Ever since the term “the Mozart effect” was coined in the early ‘90s, a link has been established between listening to music and increased intelligence. But whether it’s a positive or negative link is still an issue that is debated.
Much has been written about music and its effect on productivity. Many studies have since been conducted on whether there is in fact a link between listening to music and our cognitive performance, and the main consensus of the studies is: there’s no consensus.
One study of university students found that on average, students who studied while listening to music performed worse on exams than those who studied in silence.
However, a study in the Journal of the American Medical Association observed surgeons as they carried out procedures both with and without music, and found that those listening to music they liked performed the best, while unfamiliar music was still more favorable than no music at all. Contrast this with a survey of anesthetists who had music pumped through the operating theater, of which a quarter felt the music “reduced their vigilance and impaired their communications with other staff”.
Another study by published in Applied Cognitive Psychology found that students who studied in silence performed better than those who listened to music. But importantly, that study only used music that contained lyrics, which undoubtedly makes a difference to our ability to concentrate on the task at hand.

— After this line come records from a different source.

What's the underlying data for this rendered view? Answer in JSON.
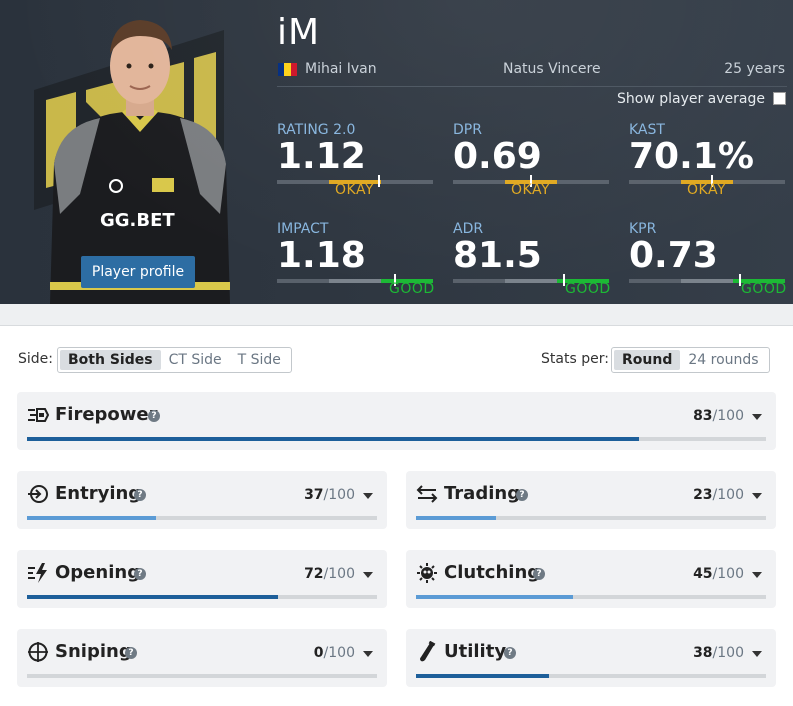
{
  "player": {
    "nickname": "iM",
    "real_name": "Mihai Ivan",
    "team": "Natus Vincere",
    "age": "25 years",
    "profile_button": "Player profile",
    "show_average_label": "Show player average",
    "flag_colors": [
      "#002b7f",
      "#fcd116",
      "#ce1126"
    ]
  },
  "stats": [
    {
      "label": "RATING 2.0",
      "value": "1.12",
      "rating": "OKAY",
      "level": 0.68
    },
    {
      "label": "DPR",
      "value": "0.69",
      "rating": "OKAY",
      "level": 0.5
    },
    {
      "label": "KAST",
      "value": "70.1%",
      "rating": "OKAY",
      "level": 0.53
    },
    {
      "label": "IMPACT",
      "value": "1.18",
      "rating": "GOOD",
      "level": 0.75
    },
    {
      "label": "ADR",
      "value": "81.5",
      "rating": "GOOD",
      "level": 0.7
    },
    {
      "label": "KPR",
      "value": "0.73",
      "rating": "GOOD",
      "level": 0.71
    }
  ],
  "filters": {
    "side_label": "Side:",
    "side_options": [
      "Both Sides",
      "CT Side",
      "T Side"
    ],
    "side_selected": "Both Sides",
    "per_label": "Stats per:",
    "per_options": [
      "Round",
      "24 rounds"
    ],
    "per_selected": "Round"
  },
  "categories": [
    {
      "name": "Firepower",
      "score": "83",
      "max": "/100",
      "icon": "firepower-icon",
      "value": 0.83
    },
    {
      "name": "Entrying",
      "score": "37",
      "max": "/100",
      "icon": "entrying-icon",
      "value": 0.37
    },
    {
      "name": "Trading",
      "score": "23",
      "max": "/100",
      "icon": "trading-icon",
      "value": 0.23
    },
    {
      "name": "Opening",
      "score": "72",
      "max": "/100",
      "icon": "opening-icon",
      "value": 0.72
    },
    {
      "name": "Clutching",
      "score": "45",
      "max": "/100",
      "icon": "clutching-icon",
      "value": 0.45
    },
    {
      "name": "Sniping",
      "score": "0",
      "max": "/100",
      "icon": "sniping-icon",
      "value": 0.0
    },
    {
      "name": "Utility",
      "score": "38",
      "max": "/100",
      "icon": "utility-icon",
      "value": 0.38
    }
  ],
  "colors": {
    "okay": "#e0a820",
    "good": "#1cb935",
    "bar_dark": "#1d5f9a",
    "bar_light": "#5b9bd5",
    "accent": "#2d6da3"
  }
}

Oh, and then there’s the study by the University of Windsor in Canada which found that the quality of software developers’ work was at its lowest without background music. And another where workers on an assembly line were found to be more efficient, made fewer errors—and were happier—when they listed to music.
Clear as mud, right?
While the conclusions can cause confusion as to whether or not listening to music helps or hinders, we can glean some information from the common threads through all of these studies, that an individual’s habits play a big part in how music effects their productivity, and that music can help depending on the nature of the task at hand.
Just as our musical tastes are highly personal, so too is the sort of music that can help us focus on our work. As a writer, I’m unable to focus on writing when listening to music with any lyrics, so it’s only instrumental music for me. Friends of mine who are designers don’t have the same limitation, and report that just about any sort of music (as long as they like it) helps them to get work done.
The nature of the task is important as well. For the surgeons in the above study, performing tasks which they have performed thousands of times before, music can help to focus on the process. But it’s been found that when taking on new information that causes a deviation from your normal routine, it can be best to hit pause on the music, as you need your full cognitive performance dedicated to learning—and dealing—with this new situation or information.
So when it comes to listening while you work, experiment. Find music that works for you. Personally, I find that nothing beats minimal electronic or ambient music—artists such as The Field, Boards Of Canada, or Stars Of The Lid or constant soundtracks for my work. But that’s just me.
You may find that the Mozart effect does indeed work for you, and find your own private haven in the Nocturnes of Chopin or the Preludes of Debussy. Or, you might find that something with a higher bpm creates a better work environment for you, in which case, head down the EDM route. Don’t be afraid to look for music outside of your regular listening habits as well—you might find music you wouldn’t listen to on your own time actually helps you focus at work.
Here are some resources to get you started:
- Spotify has dozens of playlists in their Focus section. They’ve got instrumental and atmospheric playlists for all tastes, from nature noise, to mellow hip-hop, to sweet, focusing jazz.
- Youarelistening.to has a vast array of atmostpheric tunes (drawn from Soundcloud) and police scanners from various cities. Which provide an excellent backdrop for intense work.
- And the cognitive benefits don’t stop at music. For those who find they thrive surrounded by the ambient noise of a coffee shop—but can’t leave the office—there’s a vast array of soundscapes online, such as Coffitivity, to trick your brain into thinking you’re at a coffee shop, without the $5 latte.
- There are also people who swear by white noise. SimplyNoise will generate white, pink, or brown noise right in your web browser. Also consider their spin-off, SimplyRain.
Whatever music works for you, remember that the more mentally demanding a task is, the more music may impinge on your ability to focus. It’s OK to take a break from sound and work in silence if you’re dealing with a particularly difficult problem.
// Michael Kalenderian, @ItsMikeKay, is a writer and editor based in Brooklyn